I sat around all day wondering what to think about the guy who got dragged off the United flight after being asked to give up his seat then being belligerent.   The officer who dragged him off was suspended, then later the CEO defended the removal.

On Sunday, April 9, after United Express Flight 3411 was fully boarded, United’s gate agents were approached by crewmembers that were told they needed to board the flight.

We sought volunteers and then followed our involuntary denial of boarding process (including offering up to $1,000 in compensation) and when we approached one of these passengers to explain apologetically that he was being denied boarding, he raised his voice and refused to comply with crew member instructions.
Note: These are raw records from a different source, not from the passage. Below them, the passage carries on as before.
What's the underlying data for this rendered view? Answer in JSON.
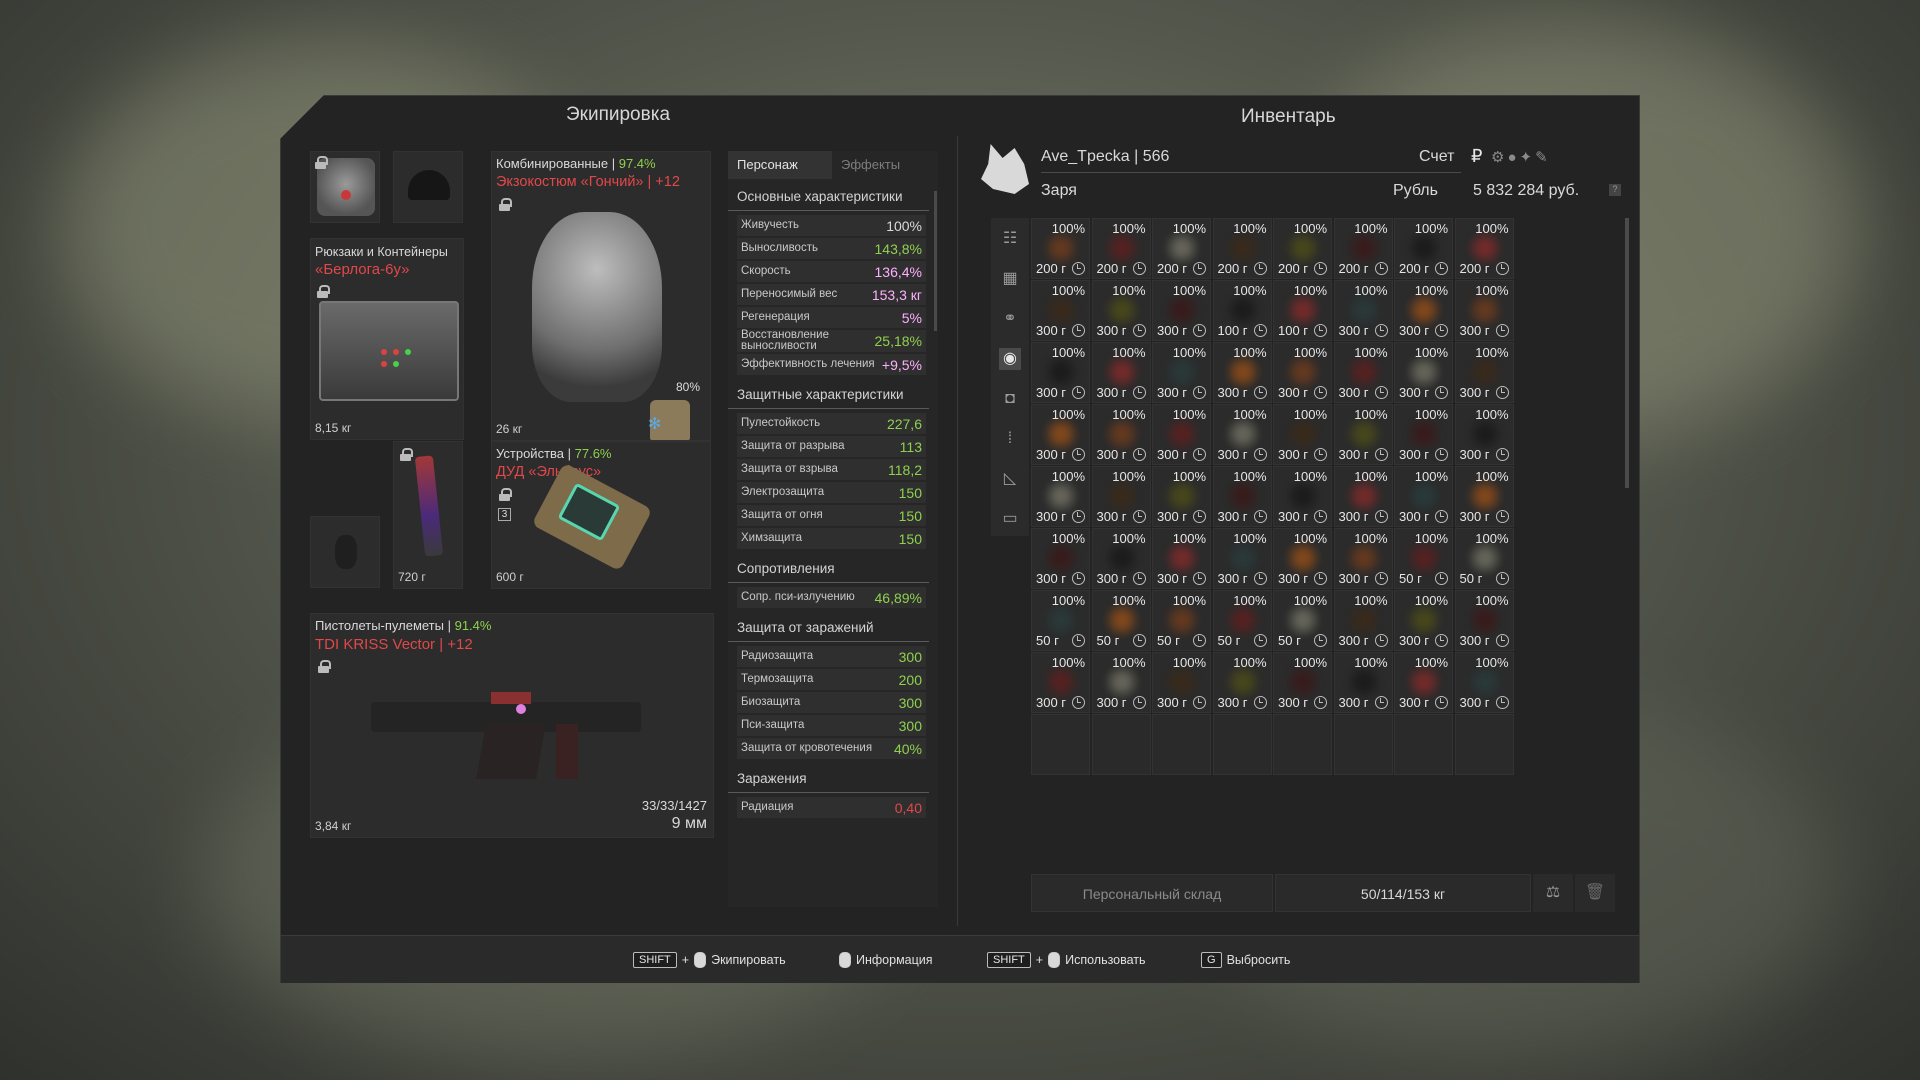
{
  "equipment": {
    "title": "Экипировка",
    "backpack": {
      "category": "Рюкзаки и Контейнеры",
      "name": "«Берлога-6у»",
      "weight": "8,15 кг"
    },
    "armor": {
      "category": "Комбинированные",
      "durability": "97.4%",
      "name": "Экзокостюм «Гончий» | +12",
      "weight": "26 кг",
      "plate_pct": "80%"
    },
    "knife": {
      "weight": "720 г"
    },
    "device": {
      "category": "Устройства",
      "durability": "77.6%",
      "name": "ДУД «Эльбрус»",
      "weight": "600 г",
      "badge": "3"
    },
    "weapon": {
      "category": "Пистолеты-пулеметы",
      "durability": "91.4%",
      "name": "TDI KRISS Vector | +12",
      "weight": "3,84 кг",
      "ammo": "33/33/1427",
      "caliber": "9 мм"
    }
  },
  "stats": {
    "tab_character": "Персонаж",
    "tab_effects": "Эффекты",
    "sections": [
      {
        "title": "Основные характеристики",
        "rows": [
          {
            "label": "Живучесть",
            "value": "100%",
            "color": "w"
          },
          {
            "label": "Выносливость",
            "value": "143,8%",
            "color": "g"
          },
          {
            "label": "Скорость",
            "value": "136,4%",
            "color": "p"
          },
          {
            "label": "Переносимый вес",
            "value": "153,3 кг",
            "color": "p"
          },
          {
            "label": "Регенерация",
            "value": "5%",
            "color": "p"
          },
          {
            "label": "Восстановление выносливости",
            "value": "25,18%",
            "color": "g"
          },
          {
            "label": "Эффективность лечения",
            "value": "+9,5%",
            "color": "p"
          }
        ]
      },
      {
        "title": "Защитные характеристики",
        "rows": [
          {
            "label": "Пулестойкость",
            "value": "227,6",
            "color": "g"
          },
          {
            "label": "Защита от разрыва",
            "value": "113",
            "color": "g"
          },
          {
            "label": "Защита от взрыва",
            "value": "118,2",
            "color": "g"
          },
          {
            "label": "Электрозащита",
            "value": "150",
            "color": "g"
          },
          {
            "label": "Защита от огня",
            "value": "150",
            "color": "g"
          },
          {
            "label": "Химзащита",
            "value": "150",
            "color": "g"
          }
        ]
      },
      {
        "title": "Сопротивления",
        "rows": [
          {
            "label": "Сопр. пси-излучению",
            "value": "46,89%",
            "color": "g"
          }
        ]
      },
      {
        "title": "Защита от заражений",
        "rows": [
          {
            "label": "Радиозащита",
            "value": "300",
            "color": "g"
          },
          {
            "label": "Термозащита",
            "value": "200",
            "color": "g"
          },
          {
            "label": "Биозащита",
            "value": "300",
            "color": "g"
          },
          {
            "label": "Пси-защита",
            "value": "300",
            "color": "g"
          },
          {
            "label": "Защита от кровотечения",
            "value": "40%",
            "color": "g"
          }
        ]
      },
      {
        "title": "Заражения",
        "rows": [
          {
            "label": "Радиация",
            "value": "0,40",
            "color": "r"
          }
        ]
      }
    ]
  },
  "inventory": {
    "title": "Инвентарь",
    "player": "Ave_Tpecka | 566",
    "faction": "Заря",
    "account_label": "Счет",
    "currency_label": "Рубль",
    "balance": "5 832 284 руб.",
    "storage_label": "Персональный склад",
    "weight": "50/114/153 кг",
    "grid": [
      [
        "200 г",
        "200 г",
        "200 г",
        "200 г",
        "200 г",
        "200 г",
        "200 г",
        "200 г"
      ],
      [
        "300 г",
        "300 г",
        "300 г",
        "100 г",
        "100 г",
        "300 г",
        "300 г",
        "300 г"
      ],
      [
        "300 г",
        "300 г",
        "300 г",
        "300 г",
        "300 г",
        "300 г",
        "300 г",
        "300 г"
      ],
      [
        "300 г",
        "300 г",
        "300 г",
        "300 г",
        "300 г",
        "300 г",
        "300 г",
        "300 г"
      ],
      [
        "300 г",
        "300 г",
        "300 г",
        "300 г",
        "300 г",
        "300 г",
        "300 г",
        "300 г"
      ],
      [
        "300 г",
        "300 г",
        "300 г",
        "300 г",
        "300 г",
        "300 г",
        "50 г",
        "50 г"
      ],
      [
        "50 г",
        "50 г",
        "50 г",
        "50 г",
        "50 г",
        "300 г",
        "300 г",
        "300 г"
      ],
      [
        "300 г",
        "300 г",
        "300 г",
        "300 г",
        "300 г",
        "300 г",
        "300 г",
        "300 г"
      ]
    ],
    "grid_pct": "100%"
  },
  "footer": {
    "shift": "SHIFT",
    "plus": "+",
    "equip": "Экипировать",
    "info": "Информация",
    "use": "Использовать",
    "g_key": "G",
    "drop": "Выбросить"
  }
}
.He was approached a few more times after that in order to gain his compliance to come off the aircraft, and each time he refused and became more and more disruptive and belligerent.
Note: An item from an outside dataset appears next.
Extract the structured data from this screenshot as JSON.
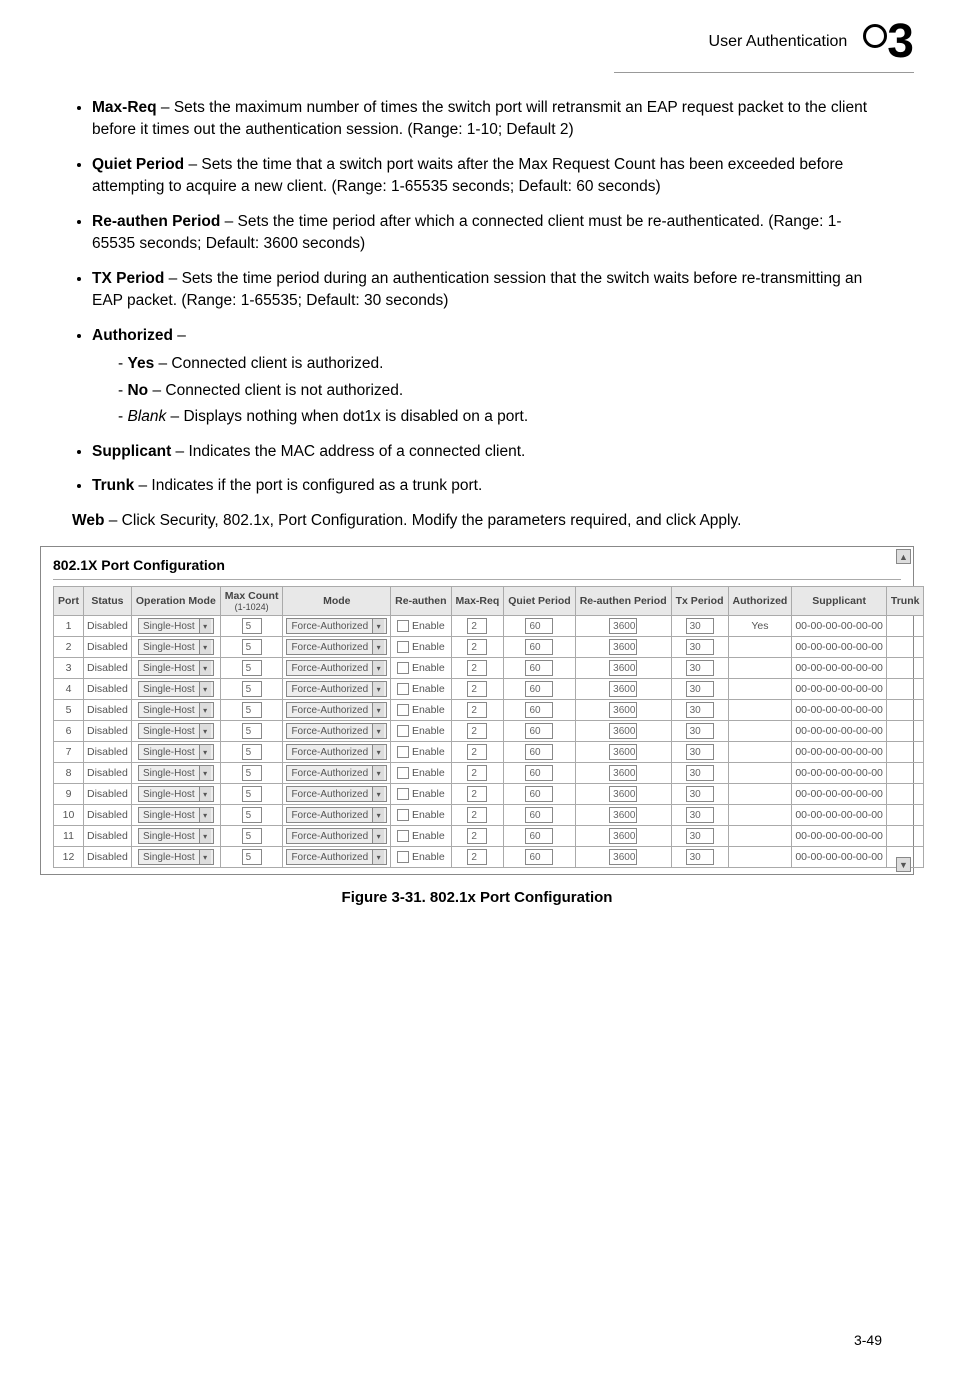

.Our agents were left with no choice but to call Chicago Aviation Security Officers to assist in removing the customer from the flight. He repeatedly declined to leave.

Chicago Aviation Security Officers were unable to gain his cooperation and physically removed him from the flight as he continued to resist – running back onto the aircraft in defiance of both our crew and security officials.

Seems reasonable, if true.

Then along came ol’ Nate Silver to help me decide what I really think about this.  Nate is always handy with numbers but is the least street smart person in any room. A pathetic judge of human nature.  He absolutely blew the Trump election, but still manages to get some relevancy in edgewise despite his humiliation.

He pointed out in his Twitter feed that different airlines have different propensities for booting overbooked passengers.  United is not the worst, but they’re not the best.  Then he came up with this gem:

Hey, Nate, if you want to win the lottery, buy scratch off tickets, not airline tickets.  Anybody who expects those kind of winnings is just a money grubbing putz. And there is nothing scientific about your $10,000.  You just pulled it from thin air.  Like, perhaps, your odds of Hillary winning.  From all accounts, the guy pulled off the United flight was a total a-hole and would have made a scene for twice the $1,350 or even your insane $10,000.  Yes, airlines should manage overbookings better. That would be a neat element of competition, rather then creating your jackpot entitlement mentality.

This guy was going to get compensated – something – but persisted in being a combative jerk.

You think for $10,000 passengers wouldn’t start fights with each other demanding to be bumped? Come on, Nate, grow some street smarts.


  • Jack

    So you’re ok with corporate fraud? A corporation knowingly and willingly sells a product it does not have (fraud) and the customer should be held responsible to make good on the corporations promise. If this makes sense to you then you are whats wrong with this country. A corporation using brutal government force to cover its fraud is the very definition of fascism.